Venue CICG, Room 18
Thursday, December 10, 2015
First, I would like to recognize and thank Baroness Anelay for her leadership in gender equality and for her deep commitment to tackling sexual violence in conflict situations.
Last week, the UN’s State of the World Population Report emphasized that the health needs of women and girls must not be treated as an afterthought in times of crises, but instead must be placed at the center of any humanitarian response.
The same is true when it comes to protecting women and girls at the onset of an emergency, an area that’s been repeatedly identified as an especially weak link. And needless to say, an area of increasing importance with the number of crises we are facing in the world today.
This is precisely why Secretary Kerry launched the Safe from the Start initiative with UNHCR and other partners two years ago — to focus on how to better address gender-based violence at the onset of an emergency. And that’s also been one of the United States’ priorities when leading the Call to Action on Protection from Gender-based Violence in Emergencies this past year.
Leadership of this initiative will transition to Sweden next month, and the United States looks forward to continuing to work closely with Sweden — and with all Call to Action partners – in the coming year.
We now have a roadmap for the next five years, which outlines concrete actions all humanitarian stakeholders can take to change the policies, systems, and mechanisms used for emergency response. And we’ve all agreed to hold each other accountable, a true achievement and an indispensable tool as we’ve heard from our panelists to measure progress in our efforts to stop gender-based violence.
Everybody in the Red Cross/Red Crescent Movement has a role to play. We encourage all of you to look at this roadmap, to identify what actions you can take to help promote these goals, and if you are not already a Call to Action partner, I urge you to consider joining the Call to Action.
We need a zero-tolerance policy toward gender-based violence against anyone — men, women, and children – and we need you to help make it happen.
Gender-based violence is insidious, affecting developed and developing countries alike.
Vice President Biden, who authored the Violence Against Women Act while in the Senate, has been a leader in efforts to end violence against women and girls for two decades. And of course, under President Obama’s leadership, the United States released the first-ever U.S. Strategy to Prevent and Respond to Gender-based Violence Globally just over three years ago.
This is also a priority for me too. Preventing and responding to gender-based violence is a central pillar of the U.S. Mission’s signature gender initiative – The Future She Deserves — an initiative that has been embraced by International Geneva and highlights what we can accomplish when we work together. And I pledge to continue to make this a top priority in the coming year.

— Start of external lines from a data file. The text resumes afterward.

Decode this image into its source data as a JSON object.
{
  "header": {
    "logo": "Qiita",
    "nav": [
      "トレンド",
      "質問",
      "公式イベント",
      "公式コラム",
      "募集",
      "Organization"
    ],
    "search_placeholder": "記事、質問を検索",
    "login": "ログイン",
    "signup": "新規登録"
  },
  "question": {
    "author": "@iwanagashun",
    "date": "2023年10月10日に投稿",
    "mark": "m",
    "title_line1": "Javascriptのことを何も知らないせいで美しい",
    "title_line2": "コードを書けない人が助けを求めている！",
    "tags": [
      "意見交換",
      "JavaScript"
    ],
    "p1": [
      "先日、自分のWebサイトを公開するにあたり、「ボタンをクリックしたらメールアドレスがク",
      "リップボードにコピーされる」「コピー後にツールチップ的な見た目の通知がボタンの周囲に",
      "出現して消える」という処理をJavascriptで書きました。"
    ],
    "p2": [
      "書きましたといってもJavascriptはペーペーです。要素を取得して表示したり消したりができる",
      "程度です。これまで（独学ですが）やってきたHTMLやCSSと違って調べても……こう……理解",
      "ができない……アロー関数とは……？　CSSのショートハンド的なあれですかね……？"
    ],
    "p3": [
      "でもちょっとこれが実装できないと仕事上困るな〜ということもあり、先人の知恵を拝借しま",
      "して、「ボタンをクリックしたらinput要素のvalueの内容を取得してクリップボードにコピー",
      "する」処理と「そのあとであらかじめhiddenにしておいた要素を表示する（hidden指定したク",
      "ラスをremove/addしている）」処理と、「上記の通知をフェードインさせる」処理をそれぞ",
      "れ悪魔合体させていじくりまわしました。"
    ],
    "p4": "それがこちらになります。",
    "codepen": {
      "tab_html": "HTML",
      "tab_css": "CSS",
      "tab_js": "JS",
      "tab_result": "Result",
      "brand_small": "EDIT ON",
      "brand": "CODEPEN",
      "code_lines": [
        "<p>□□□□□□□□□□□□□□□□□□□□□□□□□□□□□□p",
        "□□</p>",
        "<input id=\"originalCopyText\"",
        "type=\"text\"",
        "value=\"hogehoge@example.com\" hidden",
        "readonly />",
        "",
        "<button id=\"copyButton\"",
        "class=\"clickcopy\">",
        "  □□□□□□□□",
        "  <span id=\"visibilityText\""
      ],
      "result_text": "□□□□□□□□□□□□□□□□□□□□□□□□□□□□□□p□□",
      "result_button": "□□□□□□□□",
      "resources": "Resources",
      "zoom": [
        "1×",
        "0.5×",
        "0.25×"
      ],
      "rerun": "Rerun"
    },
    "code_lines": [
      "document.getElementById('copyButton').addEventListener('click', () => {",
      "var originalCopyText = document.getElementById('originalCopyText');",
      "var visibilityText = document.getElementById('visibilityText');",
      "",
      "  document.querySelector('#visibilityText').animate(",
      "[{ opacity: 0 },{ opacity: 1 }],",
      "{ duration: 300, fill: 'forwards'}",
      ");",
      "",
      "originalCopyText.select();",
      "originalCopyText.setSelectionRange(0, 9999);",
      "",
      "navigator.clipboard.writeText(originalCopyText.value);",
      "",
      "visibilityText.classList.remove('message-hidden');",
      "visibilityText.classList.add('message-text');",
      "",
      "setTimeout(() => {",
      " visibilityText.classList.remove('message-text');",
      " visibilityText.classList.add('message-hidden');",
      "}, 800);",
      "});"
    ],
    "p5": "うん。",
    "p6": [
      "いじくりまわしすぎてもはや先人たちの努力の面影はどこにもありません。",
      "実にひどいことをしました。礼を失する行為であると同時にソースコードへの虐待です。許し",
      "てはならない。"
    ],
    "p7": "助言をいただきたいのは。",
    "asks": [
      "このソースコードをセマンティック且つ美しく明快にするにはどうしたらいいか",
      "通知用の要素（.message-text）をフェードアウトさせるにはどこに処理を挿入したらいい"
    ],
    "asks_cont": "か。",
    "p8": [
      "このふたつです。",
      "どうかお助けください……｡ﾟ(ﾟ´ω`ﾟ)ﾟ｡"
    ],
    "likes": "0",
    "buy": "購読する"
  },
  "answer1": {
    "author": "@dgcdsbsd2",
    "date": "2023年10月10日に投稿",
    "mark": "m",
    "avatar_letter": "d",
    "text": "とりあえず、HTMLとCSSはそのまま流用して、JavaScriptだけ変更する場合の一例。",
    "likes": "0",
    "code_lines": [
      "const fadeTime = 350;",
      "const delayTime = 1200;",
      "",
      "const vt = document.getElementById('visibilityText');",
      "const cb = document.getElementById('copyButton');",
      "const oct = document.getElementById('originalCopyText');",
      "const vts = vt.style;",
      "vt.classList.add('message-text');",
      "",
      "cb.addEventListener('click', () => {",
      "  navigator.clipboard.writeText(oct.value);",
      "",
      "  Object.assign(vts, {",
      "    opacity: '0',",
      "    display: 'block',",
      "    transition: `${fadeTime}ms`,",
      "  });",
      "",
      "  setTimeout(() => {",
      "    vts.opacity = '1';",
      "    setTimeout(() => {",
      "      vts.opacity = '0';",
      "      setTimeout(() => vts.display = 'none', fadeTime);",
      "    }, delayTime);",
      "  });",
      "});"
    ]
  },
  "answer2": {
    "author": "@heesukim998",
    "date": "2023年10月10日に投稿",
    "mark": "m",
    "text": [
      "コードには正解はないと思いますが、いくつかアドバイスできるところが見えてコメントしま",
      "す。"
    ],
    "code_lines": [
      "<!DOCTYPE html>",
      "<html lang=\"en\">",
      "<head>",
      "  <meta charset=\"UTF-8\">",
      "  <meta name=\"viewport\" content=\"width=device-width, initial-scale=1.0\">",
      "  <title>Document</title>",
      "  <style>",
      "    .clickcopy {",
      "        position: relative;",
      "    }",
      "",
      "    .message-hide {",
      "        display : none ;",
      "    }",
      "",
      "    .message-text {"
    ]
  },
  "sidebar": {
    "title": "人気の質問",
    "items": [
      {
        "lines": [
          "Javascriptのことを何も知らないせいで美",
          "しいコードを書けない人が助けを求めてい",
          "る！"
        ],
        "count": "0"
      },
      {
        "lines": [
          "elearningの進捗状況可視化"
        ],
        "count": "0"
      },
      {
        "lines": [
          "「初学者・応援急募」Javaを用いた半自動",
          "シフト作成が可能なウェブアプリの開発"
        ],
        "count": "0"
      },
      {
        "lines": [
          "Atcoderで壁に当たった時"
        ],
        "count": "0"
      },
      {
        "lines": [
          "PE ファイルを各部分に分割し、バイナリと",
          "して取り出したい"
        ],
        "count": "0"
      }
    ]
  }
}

Together, I’m confident — as Secretary Kerry said just a few weeks ago at the Action Ministerial on Gender-Based Violence in Humanitarian Emergencies – he said I’m confident that together “we can be voices for people who don’t have a voice and provide protection for people who’ve never had the luxury of this kind of protection.”
So let’s work together, and work hard, to really make a difference in the lives of these victims and survivors.